PROBLEM TO SOLVE => Every entry is to be set down a second time, precisely as written.

Collected data entries

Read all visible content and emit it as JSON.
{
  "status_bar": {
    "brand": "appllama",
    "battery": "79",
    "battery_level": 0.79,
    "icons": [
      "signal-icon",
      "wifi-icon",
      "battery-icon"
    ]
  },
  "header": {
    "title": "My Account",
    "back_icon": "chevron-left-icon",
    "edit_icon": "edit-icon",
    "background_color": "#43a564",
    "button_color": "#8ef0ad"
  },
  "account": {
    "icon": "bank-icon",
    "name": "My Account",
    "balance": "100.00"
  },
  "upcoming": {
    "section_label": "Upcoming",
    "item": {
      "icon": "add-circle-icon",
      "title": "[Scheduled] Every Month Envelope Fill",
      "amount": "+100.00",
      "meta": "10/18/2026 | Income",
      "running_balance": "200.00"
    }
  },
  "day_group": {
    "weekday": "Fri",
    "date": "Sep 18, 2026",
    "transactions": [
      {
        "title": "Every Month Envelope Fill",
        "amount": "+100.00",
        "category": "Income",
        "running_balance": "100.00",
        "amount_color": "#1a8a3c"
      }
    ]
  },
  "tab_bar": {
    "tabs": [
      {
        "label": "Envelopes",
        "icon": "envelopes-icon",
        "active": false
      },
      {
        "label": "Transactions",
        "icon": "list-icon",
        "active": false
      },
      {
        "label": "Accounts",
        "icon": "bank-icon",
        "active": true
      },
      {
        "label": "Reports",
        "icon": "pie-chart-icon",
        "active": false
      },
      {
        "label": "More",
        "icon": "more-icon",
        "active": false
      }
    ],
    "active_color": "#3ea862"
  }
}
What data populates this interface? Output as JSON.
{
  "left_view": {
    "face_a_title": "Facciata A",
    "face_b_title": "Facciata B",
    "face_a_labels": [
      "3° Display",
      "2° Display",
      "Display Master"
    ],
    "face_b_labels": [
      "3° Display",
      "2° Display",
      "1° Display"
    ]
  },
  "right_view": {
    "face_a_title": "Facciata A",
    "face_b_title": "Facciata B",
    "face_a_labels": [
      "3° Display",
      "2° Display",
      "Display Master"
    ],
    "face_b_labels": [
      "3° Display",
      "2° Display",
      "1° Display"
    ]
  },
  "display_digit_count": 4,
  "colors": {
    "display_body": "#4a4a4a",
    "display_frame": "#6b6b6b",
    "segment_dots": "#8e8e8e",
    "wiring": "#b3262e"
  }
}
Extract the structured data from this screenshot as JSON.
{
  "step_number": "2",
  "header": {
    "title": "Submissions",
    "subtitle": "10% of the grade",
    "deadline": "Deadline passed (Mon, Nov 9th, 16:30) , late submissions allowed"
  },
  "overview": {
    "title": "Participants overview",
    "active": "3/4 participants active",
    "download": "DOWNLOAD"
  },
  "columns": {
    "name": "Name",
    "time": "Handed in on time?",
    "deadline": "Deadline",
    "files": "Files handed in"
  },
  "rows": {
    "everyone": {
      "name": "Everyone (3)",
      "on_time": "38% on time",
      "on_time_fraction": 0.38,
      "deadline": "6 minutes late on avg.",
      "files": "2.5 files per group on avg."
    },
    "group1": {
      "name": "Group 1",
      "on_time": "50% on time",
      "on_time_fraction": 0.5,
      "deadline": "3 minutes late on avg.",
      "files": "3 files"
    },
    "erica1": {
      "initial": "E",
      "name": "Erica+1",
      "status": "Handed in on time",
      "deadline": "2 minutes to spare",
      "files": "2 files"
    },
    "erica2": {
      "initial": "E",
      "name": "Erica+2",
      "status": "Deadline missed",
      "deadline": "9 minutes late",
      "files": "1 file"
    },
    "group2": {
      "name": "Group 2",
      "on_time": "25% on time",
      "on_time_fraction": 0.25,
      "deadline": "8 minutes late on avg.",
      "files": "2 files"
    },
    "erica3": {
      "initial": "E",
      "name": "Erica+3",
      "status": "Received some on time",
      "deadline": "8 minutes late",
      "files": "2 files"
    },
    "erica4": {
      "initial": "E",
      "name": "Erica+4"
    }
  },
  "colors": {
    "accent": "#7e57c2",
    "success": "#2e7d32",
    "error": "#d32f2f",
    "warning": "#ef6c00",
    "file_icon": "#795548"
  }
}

PROBLEM SOLUTION =>
Read all visible content and emit it as JSON.
{
  "status_bar": {
    "brand": "appllama",
    "battery": "79",
    "battery_level": 0.79,
    "icons": [
      "signal-icon",
      "wifi-icon",
      "battery-icon"
    ]
  },
  "header": {
    "title": "My Account",
    "back_icon": "chevron-left-icon",
    "edit_icon": "edit-icon",
    "background_color": "#43a564",
    "button_color": "#8ef0ad"
  },
  "account": {
    "icon": "bank-icon",
    "name": "My Account",
    "balance": "100.00"
  },
  "upcoming": {
    "section_label": "Upcoming",
    "item": {
      "icon": "add-circle-icon",
      "title": "[Scheduled] Every Month Envelope Fill",
      "amount": "+100.00",
      "meta": "10/18/2026 | Income",
      "running_balance": "200.00"
    }
  },
  "day_group": {
    "weekday": "Fri",
    "date": "Sep 18, 2026",
    "transactions": [
      {
        "title": "Every Month Envelope Fill",
        "amount": "+100.00",
        "category": "Income",
        "running_balance": "100.00",
        "amount_color": "#1a8a3c"
      }
    ]
  },
  "tab_bar": {
    "tabs": [
      {
        "label": "Envelopes",
        "icon": "envelopes-icon",
        "active": false
      },
      {
        "label": "Transactions",
        "icon": "list-icon",
        "active": false
      },
      {
        "label": "Accounts",
        "icon": "bank-icon",
        "active": true
      },
      {
        "label": "Reports",
        "icon": "pie-chart-icon",
        "active": false
      },
      {
        "label": "More",
        "icon": "more-icon",
        "active": false
      }
    ],
    "active_color": "#3ea862"
  }
}
What data populates this interface? Output as JSON.
{
  "left_view": {
    "face_a_title": "Facciata A",
    "face_b_title": "Facciata B",
    "face_a_labels": [
      "3° Display",
      "2° Display",
      "Display Master"
    ],
    "face_b_labels": [
      "3° Display",
      "2° Display",
      "1° Display"
    ]
  },
  "right_view": {
    "face_a_title": "Facciata A",
    "face_b_title": "Facciata B",
    "face_a_labels": [
      "3° Display",
      "2° Display",
      "Display Master"
    ],
    "face_b_labels": [
      "3° Display",
      "2° Display",
      "1° Display"
    ]
  },
  "display_digit_count": 4,
  "colors": {
    "display_body": "#4a4a4a",
    "display_frame": "#6b6b6b",
    "segment_dots": "#8e8e8e",
    "wiring": "#b3262e"
  }
}
Extract the structured data from this screenshot as JSON.
{
  "step_number": "2",
  "header": {
    "title": "Submissions",
    "subtitle": "10% of the grade",
    "deadline": "Deadline passed (Mon, Nov 9th, 16:30) , late submissions allowed"
  },
  "overview": {
    "title": "Participants overview",
    "active": "3/4 participants active",
    "download": "DOWNLOAD"
  },
  "columns": {
    "name": "Name",
    "time": "Handed in on time?",
    "deadline": "Deadline",
    "files": "Files handed in"
  },
  "rows": {
    "everyone": {
      "name": "Everyone (3)",
      "on_time": "38% on time",
      "on_time_fraction": 0.38,
      "deadline": "6 minutes late on avg.",
      "files": "2.5 files per group on avg."
    },
    "group1": {
      "name": "Group 1",
      "on_time": "50% on time",
      "on_time_fraction": 0.5,
      "deadline": "3 minutes late on avg.",
      "files": "3 files"
    },
    "erica1": {
      "initial": "E",
      "name": "Erica+1",
      "status": "Handed in on time",
      "deadline": "2 minutes to spare",
      "files": "2 files"
    },
    "erica2": {
      "initial": "E",
      "name": "Erica+2",
      "status": "Deadline missed",
      "deadline": "9 minutes late",
      "files": "1 file"
    },
    "group2": {
      "name": "Group 2",
      "on_time": "25% on time",
      "on_time_fraction": 0.25,
      "deadline": "8 minutes late on avg.",
      "files": "2 files"
    },
    "erica3": {
      "initial": "E",
      "name": "Erica+3",
      "status": "Received some on time",
      "deadline": "8 minutes late",
      "files": "2 files"
    },
    "erica4": {
      "initial": "E",
      "name": "Erica+4"
    }
  },
  "colors": {
    "accent": "#7e57c2",
    "success": "#2e7d32",
    "error": "#d32f2f",
    "warning": "#ef6c00",
    "file_icon": "#795548"
  }
}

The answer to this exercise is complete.